Call it the “Macron effect.” France has knocked the US of the top spot in the global ‘soft power’ rankings.
The Soft Power 30 Index from PR firm Portland Communications looks at how nations are able to influence other countries through persuasion and appeal rather than military or economic force.
The US topped the charts in 2016, but now under Donald Trump, the country has slipped to third place, while the UK has stayed at #2 for the second year running.
France’s new soft-power crown (it jumped four places from #5 last year) is thanks in part to its new young president Macron, whom global leaders have praised for his open, internationalist approach.
Macron joins a list of standing favorites in the world of international diplomacy: Canada’s Justin Trudeau, German chancellor Angela Merkel, a stalwart of EU politics, and the leadership of the UK, which the report gives high marks despite Brexit, because of its professional civil service and international brands like the Premier League.

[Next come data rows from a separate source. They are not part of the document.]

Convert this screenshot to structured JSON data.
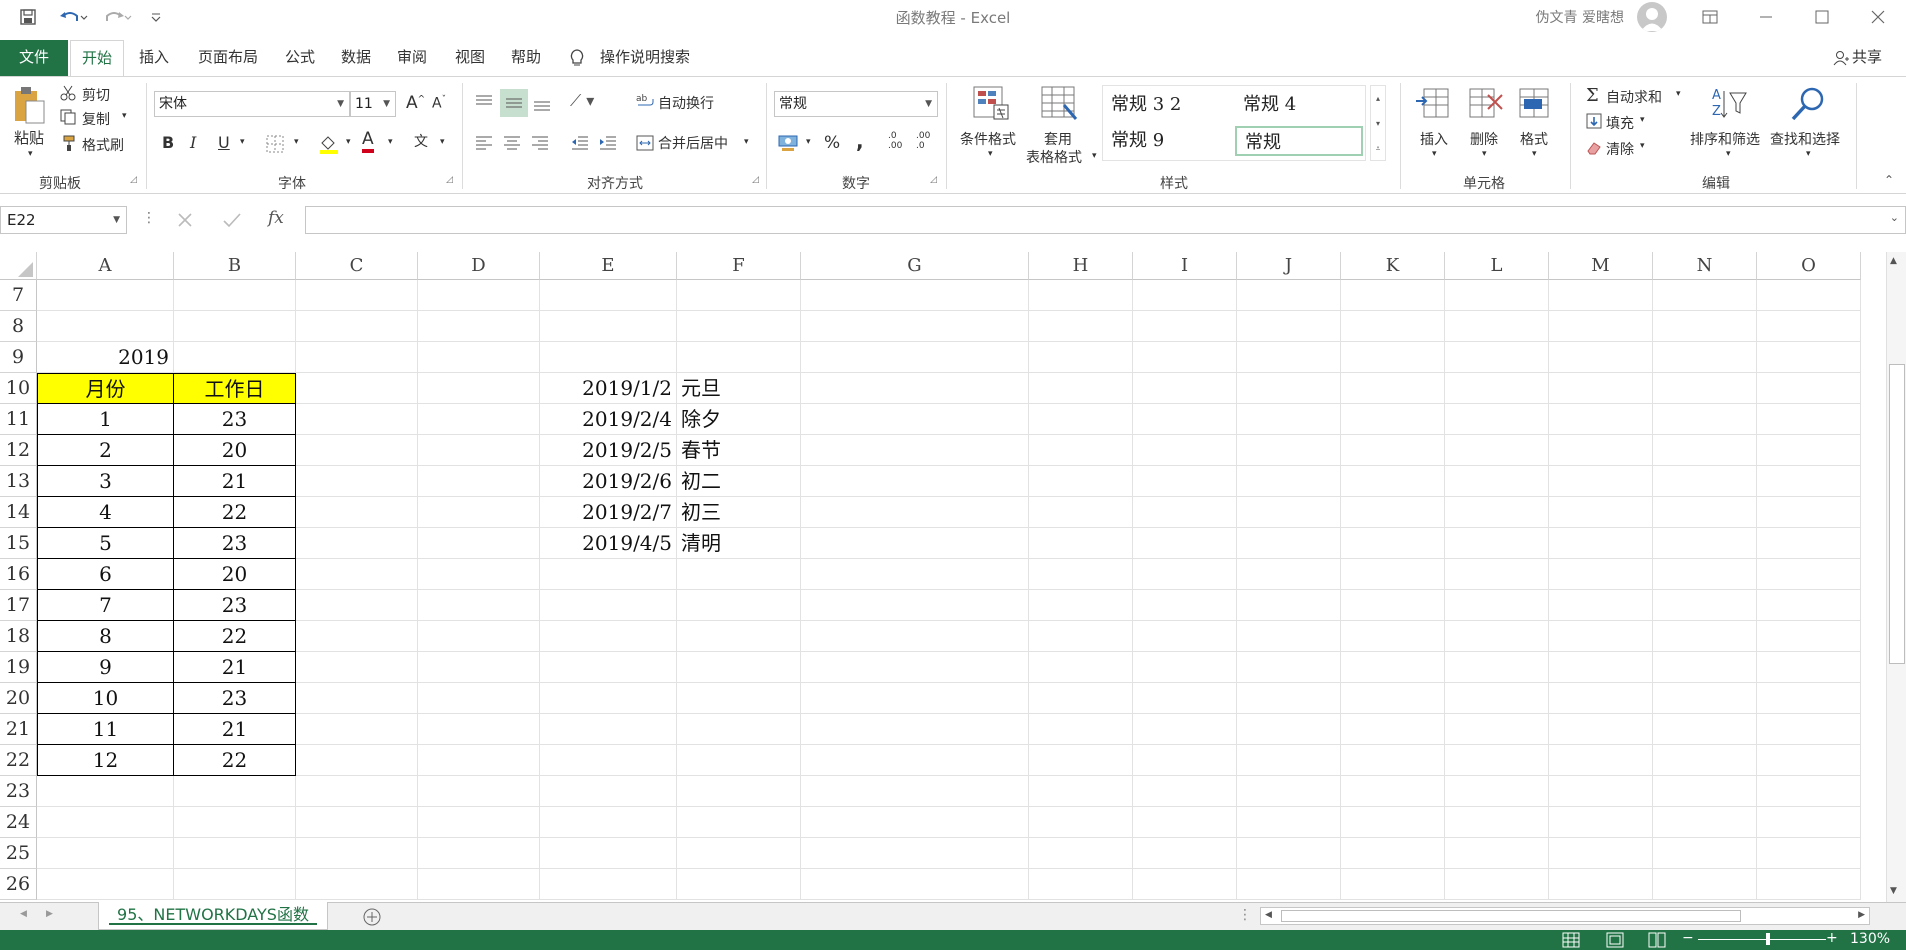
{
  "window": {
    "title": "函数教程  -  Excel",
    "user": "伪文青 爱瞎想"
  },
  "tabs": {
    "file": "文件",
    "home": "开始",
    "insert": "插入",
    "page_layout": "页面布局",
    "formulas": "公式",
    "data": "数据",
    "review": "审阅",
    "view": "视图",
    "help": "帮助",
    "tell_me": "操作说明搜索",
    "share": "共享"
  },
  "ribbon": {
    "clipboard": {
      "paste": "粘贴",
      "cut": "剪切",
      "copy": "复制",
      "format_painter": "格式刷",
      "label": "剪贴板"
    },
    "font": {
      "name": "宋体",
      "size": "11",
      "label": "字体",
      "bold": "B",
      "italic": "I",
      "underline": "U",
      "font_color_glyph": "A",
      "phonetic_glyph": "文"
    },
    "alignment": {
      "wrap": "自动换行",
      "merge": "合并后居中",
      "label": "对齐方式"
    },
    "number": {
      "format": "常规",
      "percent": "%",
      "comma": ",",
      "inc_decimal": ".0 .00",
      "dec_decimal": ".00 .0",
      "label": "数字"
    },
    "styles": {
      "conditional": "条件格式",
      "table_format_1": "套用",
      "table_format_2": "表格格式",
      "style_normal_32": "常规 3 2",
      "style_normal_4": "常规 4",
      "style_normal_9": "常规 9",
      "style_normal": "常规",
      "label": "样式"
    },
    "cells": {
      "insert": "插入",
      "delete": "删除",
      "format": "格式",
      "label": "单元格"
    },
    "editing": {
      "autosum": "自动求和",
      "fill": "填充",
      "clear": "清除",
      "sort": "排序和筛选",
      "find": "查找和选择",
      "label": "编辑"
    }
  },
  "formula_bar": {
    "name_box": "E22",
    "fx": "fx",
    "value": ""
  },
  "sheet": {
    "columns": [
      "A",
      "B",
      "C",
      "D",
      "E",
      "F",
      "G",
      "H",
      "I",
      "J",
      "K",
      "L",
      "M",
      "N",
      "O"
    ],
    "rows": [
      "7",
      "8",
      "9",
      "10",
      "11",
      "12",
      "13",
      "14",
      "15",
      "16",
      "17",
      "18",
      "19",
      "20",
      "21",
      "22",
      "23",
      "24",
      "25",
      "26"
    ],
    "year": "2019",
    "header_month": "月份",
    "header_workdays": "工作日",
    "table": [
      {
        "month": "1",
        "days": "23"
      },
      {
        "month": "2",
        "days": "20"
      },
      {
        "month": "3",
        "days": "21"
      },
      {
        "month": "4",
        "days": "22"
      },
      {
        "month": "5",
        "days": "23"
      },
      {
        "month": "6",
        "days": "20"
      },
      {
        "month": "7",
        "days": "23"
      },
      {
        "month": "8",
        "days": "22"
      },
      {
        "month": "9",
        "days": "21"
      },
      {
        "month": "10",
        "days": "23"
      },
      {
        "month": "11",
        "days": "21"
      },
      {
        "month": "12",
        "days": "22"
      }
    ],
    "holidays": [
      {
        "date": "2019/1/2",
        "name": "元旦"
      },
      {
        "date": "2019/2/4",
        "name": "除夕"
      },
      {
        "date": "2019/2/5",
        "name": "春节"
      },
      {
        "date": "2019/2/6",
        "name": "初二"
      },
      {
        "date": "2019/2/7",
        "name": "初三"
      },
      {
        "date": "2019/4/5",
        "name": "清明"
      }
    ]
  },
  "sheet_tab": {
    "name": "95、NETWORKDAYS函数"
  },
  "status": {
    "zoom": "130%",
    "accent": "#217346"
  }
}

The report points to the “global frenzy” around Macron’s recent electoral victory, his “savvy online presence,” and his popularity at home and abroad. See, for example, the viral videos of US President Donald Trump’s state visit to France last week, when Macron beamed at a marching band’s rendition of Daft Punk. After the visit, Macron reportedly mused that he would succeed in softening Trump’s stance on climate change.
France’s joie de vivre—for instance its great food and wine—also tipped the scales in its favor, by making visitors feel more welcome.
According to the report France still lags behind powerhouses like Germany on certain aspects of soft power like “business acumen.” Macron’s pro-business reforms should help—assuming his soft power skills can get the rest of the country on board.